For CISOs at the departments of Health and Human Services, Veterans Affairs, Homeland Security and beyond, this effort comes with its own set of challenges.
“I looked at the landscape at my organization and realized how siloed cybersecurity was and that we really need to speak the language of the mission and the program that we’re dealing with and make it relevant to them,” HHS CISO Janet Vogel said at ACT-IAC's Imagine Nation ELC in Philadelphia Tuesday. “If people get too frightened by what you’re saying, they’re going to tune you out, and yet they have to know the basics for their everyday life.”
Community outreach has been a key strategy for Vogel to communicate the importance of cybersecurity to the agency in an easily consumable way. Having annual cybersecurity training did not engage personnel in an effective way, so Vogel tried to make it more engaging to drive the impact of cybersecurity into the agency's mission.
“We looked at each organization, what their goals were and tied into them,” Vogel said, adding that she saw experiential learning was a strategy that she saw people liked. “We implemented a ‘several birds of a feather’ type of activity where we got groups together to share their experiences. So we’re not telling them — we’re asking.”
Vogel launched other experiential learning programs at HHS, such as having a “cyber escape room” for hands-on learning, as well as speed matching, where CISOs discuss and share best practices. Other initiatives include reading out to the health care community through portals HHS has created.
“All we have to do now is talk to our customers that are in the community,” Vogel said. “It has to be in plain language, and it has to be in a medical terminology that they understand.”
Department of Education CISO Steven Hernandez echoed Vogel’s comments, saying that one of the most important ways he’s been able to communicate cybersecurity priorities to his agency as been through “being able to tell a story and being able to explain where we’re coming from, where we’re going and what’s important to the stakeholder."
Strategically, accomplishing effective communication of cybersecurity priorities requires a balance of mission and security, DHS CISO Soldenise Sejour said.
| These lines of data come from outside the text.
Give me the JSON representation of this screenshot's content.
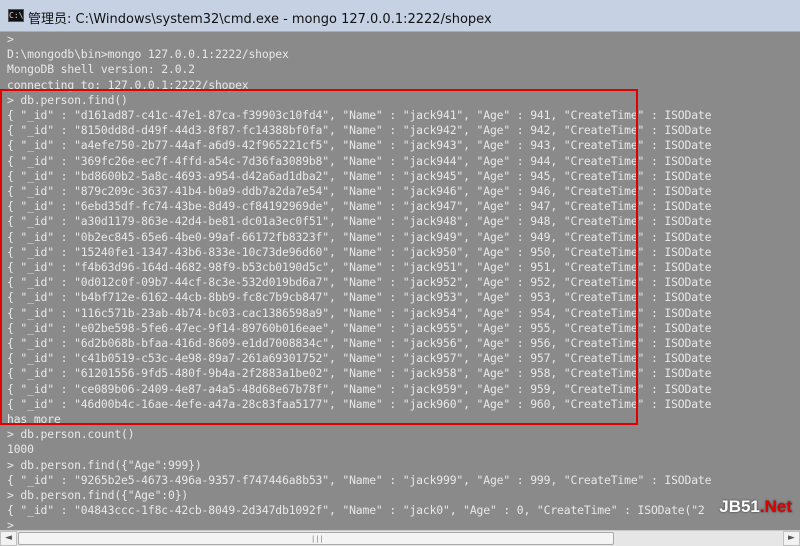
{
  "window": {
    "title": "管理员: C:\\Windows\\system32\\cmd.exe - mongo  127.0.0.1:2222/shopex",
    "icon": "cmd-icon"
  },
  "console": {
    "lines": [
      ">",
      "D:\\mongodb\\bin>mongo 127.0.0.1:2222/shopex",
      "MongoDB shell version: 2.0.2",
      "connecting to: 127.0.0.1:2222/shopex",
      "> db.person.find()",
      "{ \"_id\" : \"d161ad87-c41c-47e1-87ca-f39903c10fd4\", \"Name\" : \"jack941\", \"Age\" : 941, \"CreateTime\" : ISODate",
      "{ \"_id\" : \"8150dd8d-d49f-44d3-8f87-fc14388bf0fa\", \"Name\" : \"jack942\", \"Age\" : 942, \"CreateTime\" : ISODate",
      "{ \"_id\" : \"a4efe750-2b77-44af-a6d9-42f965221cf5\", \"Name\" : \"jack943\", \"Age\" : 943, \"CreateTime\" : ISODate",
      "{ \"_id\" : \"369fc26e-ec7f-4ffd-a54c-7d36fa3089b8\", \"Name\" : \"jack944\", \"Age\" : 944, \"CreateTime\" : ISODate",
      "{ \"_id\" : \"bd8600b2-5a8c-4693-a954-d42a6ad1dba2\", \"Name\" : \"jack945\", \"Age\" : 945, \"CreateTime\" : ISODate",
      "{ \"_id\" : \"879c209c-3637-41b4-b0a9-ddb7a2da7e54\", \"Name\" : \"jack946\", \"Age\" : 946, \"CreateTime\" : ISODate",
      "{ \"_id\" : \"6ebd35df-fc74-43be-8d49-cf84192969de\", \"Name\" : \"jack947\", \"Age\" : 947, \"CreateTime\" : ISODate",
      "{ \"_id\" : \"a30d1179-863e-42d4-be81-dc01a3ec0f51\", \"Name\" : \"jack948\", \"Age\" : 948, \"CreateTime\" : ISODate",
      "{ \"_id\" : \"0b2ec845-65e6-4be0-99af-66172fb8323f\", \"Name\" : \"jack949\", \"Age\" : 949, \"CreateTime\" : ISODate",
      "{ \"_id\" : \"15240fe1-1347-43b6-833e-10c73de96d60\", \"Name\" : \"jack950\", \"Age\" : 950, \"CreateTime\" : ISODate",
      "{ \"_id\" : \"f4b63d96-164d-4682-98f9-b53cb0190d5c\", \"Name\" : \"jack951\", \"Age\" : 951, \"CreateTime\" : ISODate",
      "{ \"_id\" : \"0d012c0f-09b7-44cf-8c3e-532d019bd6a7\", \"Name\" : \"jack952\", \"Age\" : 952, \"CreateTime\" : ISODate",
      "{ \"_id\" : \"b4bf712e-6162-44cb-8bb9-fc8c7b9cb847\", \"Name\" : \"jack953\", \"Age\" : 953, \"CreateTime\" : ISODate",
      "{ \"_id\" : \"116c571b-23ab-4b74-bc03-cac1386598a9\", \"Name\" : \"jack954\", \"Age\" : 954, \"CreateTime\" : ISODate",
      "{ \"_id\" : \"e02be598-5fe6-47ec-9f14-89760b016eae\", \"Name\" : \"jack955\", \"Age\" : 955, \"CreateTime\" : ISODate",
      "{ \"_id\" : \"6d2b068b-bfaa-416d-8609-e1dd7008834c\", \"Name\" : \"jack956\", \"Age\" : 956, \"CreateTime\" : ISODate",
      "{ \"_id\" : \"c41b0519-c53c-4e98-89a7-261a69301752\", \"Name\" : \"jack957\", \"Age\" : 957, \"CreateTime\" : ISODate",
      "{ \"_id\" : \"61201556-9fd5-480f-9b4a-2f2883a1be02\", \"Name\" : \"jack958\", \"Age\" : 958, \"CreateTime\" : ISODate",
      "{ \"_id\" : \"ce089b06-2409-4e87-a4a5-48d68e67b78f\", \"Name\" : \"jack959\", \"Age\" : 959, \"CreateTime\" : ISODate",
      "{ \"_id\" : \"46d00b4c-16ae-4efe-a47a-28c83faa5177\", \"Name\" : \"jack960\", \"Age\" : 960, \"CreateTime\" : ISODate",
      "has more",
      "> db.person.count()",
      "1000",
      "> db.person.find({\"Age\":999})",
      "{ \"_id\" : \"9265b2e5-4673-496a-9357-f747446a8b53\", \"Name\" : \"jack999\", \"Age\" : 999, \"CreateTime\" : ISODate",
      "> db.person.find({\"Age\":0})",
      "{ \"_id\" : \"04843ccc-1f8c-42cb-8049-2d347db1092f\", \"Name\" : \"jack0\", \"Age\" : 0, \"CreateTime\" : ISODate(\"2",
      ">"
    ]
  },
  "scrollbar": {
    "left_arrow": "◄",
    "right_arrow": "►",
    "grip": "|||"
  },
  "watermark": {
    "text": "JB51",
    "suffix": ".Net"
  },
  "colors": {
    "console_bg": "#8a8a8a",
    "console_fg": "#e8e8e8",
    "highlight": "#e00000",
    "titlebar": "#c6d2e4"
  }
}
She said she does this by bringing integrated teams of different stakeholders together.
“The collaboration and integration has really led to not only building secure solutions, but also resolving conflicts and resolving conflicts at the beginning and not the end, helping avoid that back and forth against an operation,” Sejour said. “On top of that, which I think is the best outcome of the collaboration, is it builds a trust and transparency. So [it goes] back to Janet’s comment on silos and breaking down those barriers.”
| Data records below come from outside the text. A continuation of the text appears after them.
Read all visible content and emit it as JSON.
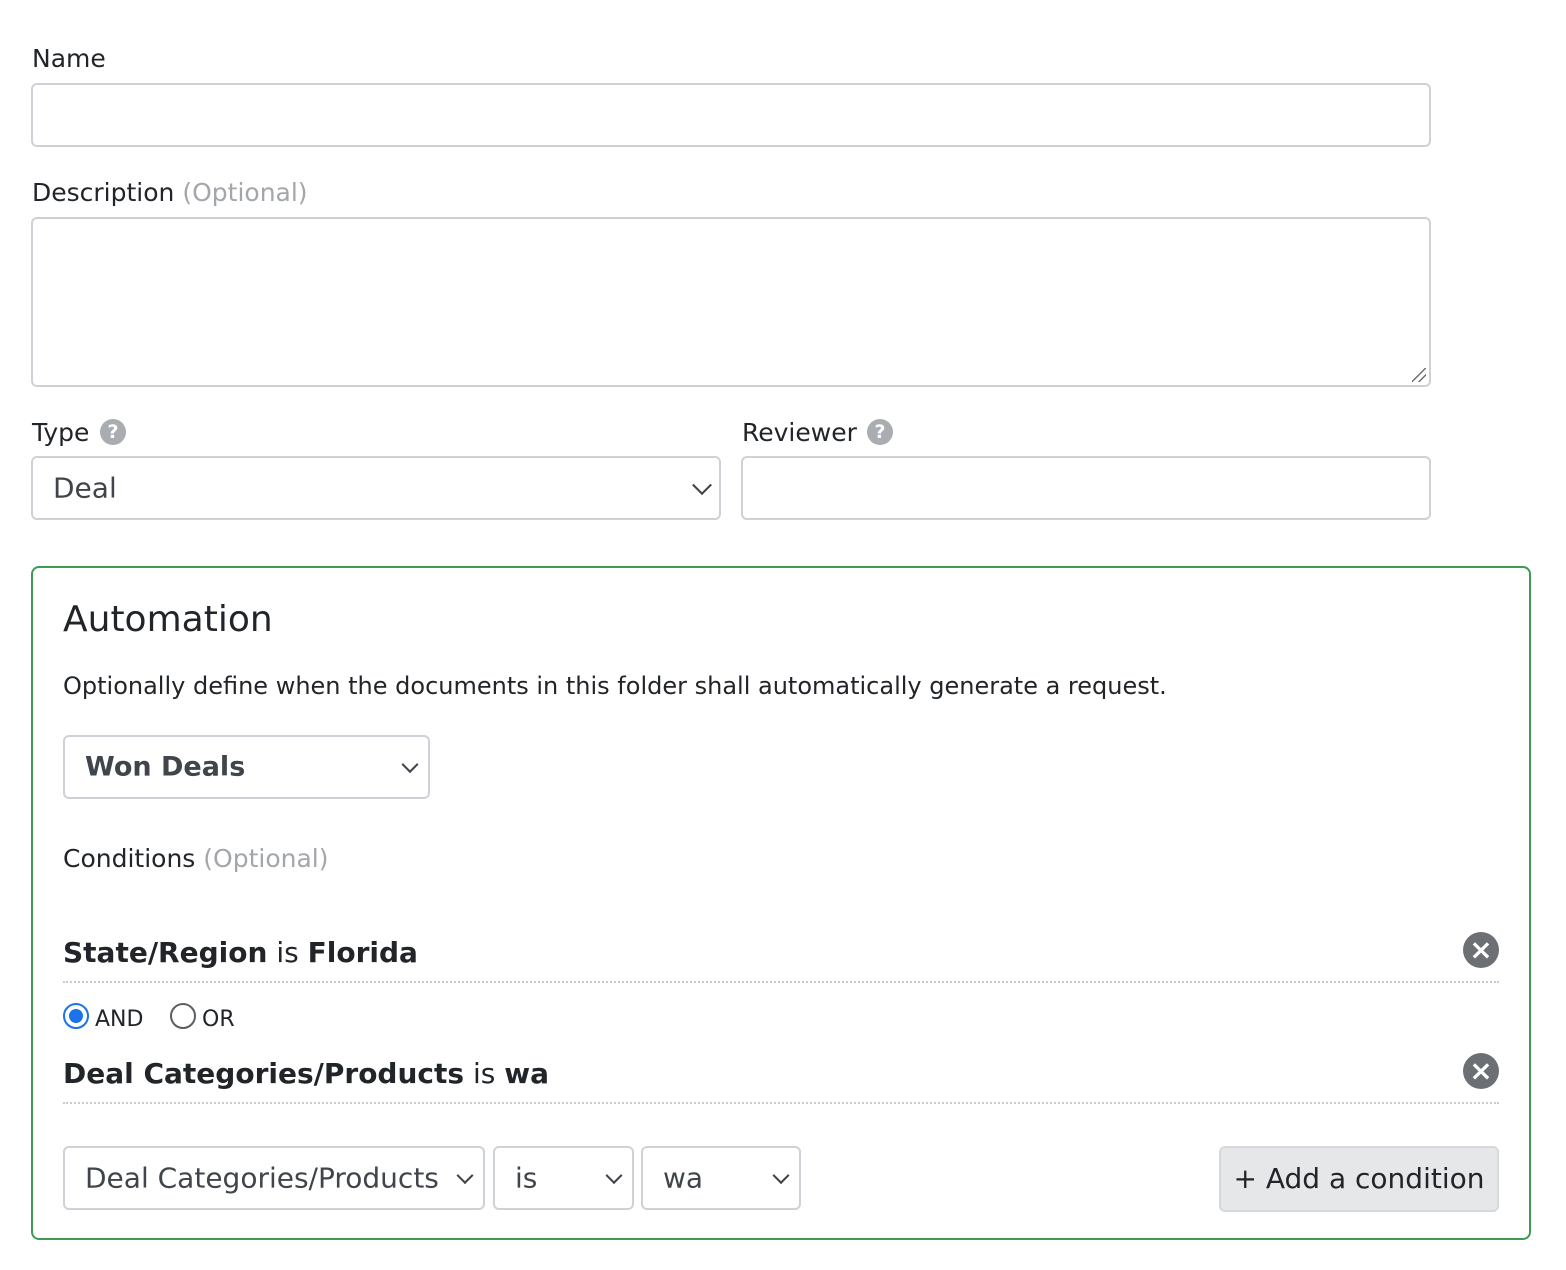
{
  "name": {
    "label": "Name",
    "value": ""
  },
  "description": {
    "label": "Description",
    "optional_hint": "(Optional)",
    "value": ""
  },
  "type": {
    "label": "Type",
    "help_icon": "question-circle-icon",
    "selected": "Deal"
  },
  "reviewer": {
    "label": "Reviewer",
    "help_icon": "question-circle-icon",
    "value": ""
  },
  "automation": {
    "title": "Automation",
    "description": "Optionally define when the documents in this folder shall automatically generate a request.",
    "trigger_selected": "Won Deals",
    "conditions_label": "Conditions",
    "conditions_optional": "(Optional)",
    "conditions": [
      {
        "field": "State/Region",
        "operator": "is",
        "value": "Florida"
      },
      {
        "field": "Deal Categories/Products",
        "operator": "is",
        "value": "wa"
      }
    ],
    "logic": {
      "and_label": "AND",
      "or_label": "OR",
      "selected": "AND"
    },
    "builder": {
      "field_selected": "Deal Categories/Products",
      "operator_selected": "is",
      "value_selected": "wa",
      "add_button_label": "+ Add a condition"
    },
    "border_color": "#3d9b53"
  }
}
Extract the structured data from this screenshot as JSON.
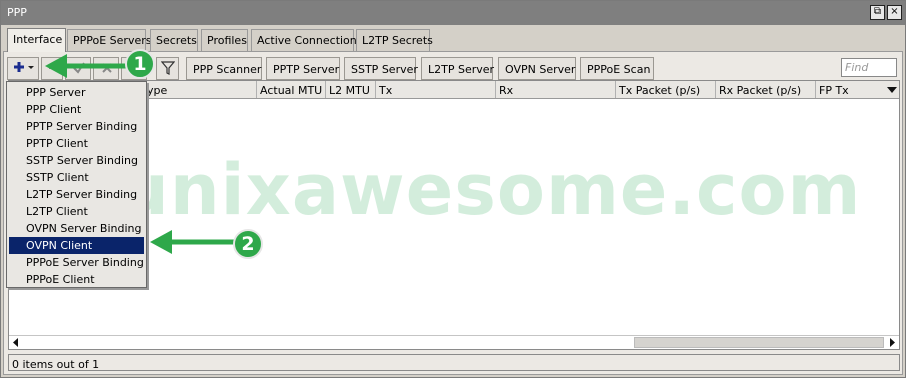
{
  "window": {
    "title": "PPP",
    "restore_glyph": "⧉",
    "close_glyph": "×"
  },
  "tabs": [
    "Interface",
    "PPPoE Servers",
    "Secrets",
    "Profiles",
    "Active Connections",
    "L2TP Secrets"
  ],
  "toolbar": {
    "buttons": [
      "PPP Scanner",
      "PPTP Server",
      "SSTP Server",
      "L2TP Server",
      "OVPN Server",
      "PPPoE Scan"
    ],
    "find_placeholder": "Find"
  },
  "columns": [
    "Type",
    "Actual MTU",
    "L2 MTU",
    "Tx",
    "Rx",
    "Tx Packet (p/s)",
    "Rx Packet (p/s)",
    "FP Tx"
  ],
  "add_menu": {
    "items": [
      "PPP Server",
      "PPP Client",
      "PPTP Server Binding",
      "PPTP Client",
      "SSTP Server Binding",
      "SSTP Client",
      "L2TP Server Binding",
      "L2TP Client",
      "OVPN Server Binding",
      "OVPN Client",
      "PPPoE Server Binding",
      "PPPoE Client"
    ],
    "selected": "OVPN Client"
  },
  "status": "0 items out of 1",
  "watermark": "unixawesome.com",
  "annotations": {
    "step1": "1",
    "step2": "2",
    "arrow_color": "#2ea84a"
  }
}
At VA, breaking down barriers between cybersecurity and agency mission means stacking priorities and mapping them out fiscally to project tangible progress and results to leadership.
“That priority stack is very valuable," said VA CISO Paul Cunningham. "If you do get a plus-up and we are successful in justifying our money, we’re going to get that additional dollar. We know exactly where we want to put it and get the biggest bang for our buck.”
Likewise, one of Department of Energy CISO Emery Csulak's top tasks is to "sell cyber to the agency."
The CISOs all agreed that their main job is to make cybersecurity easier for their agencies to accomplish and, as Hernandez said, to “know the risk, provide a way.” They underlined that customer experience, community outreach and engaging their organizations’ leadership and personnel effectively are critical ways they accomplish the CISO mission.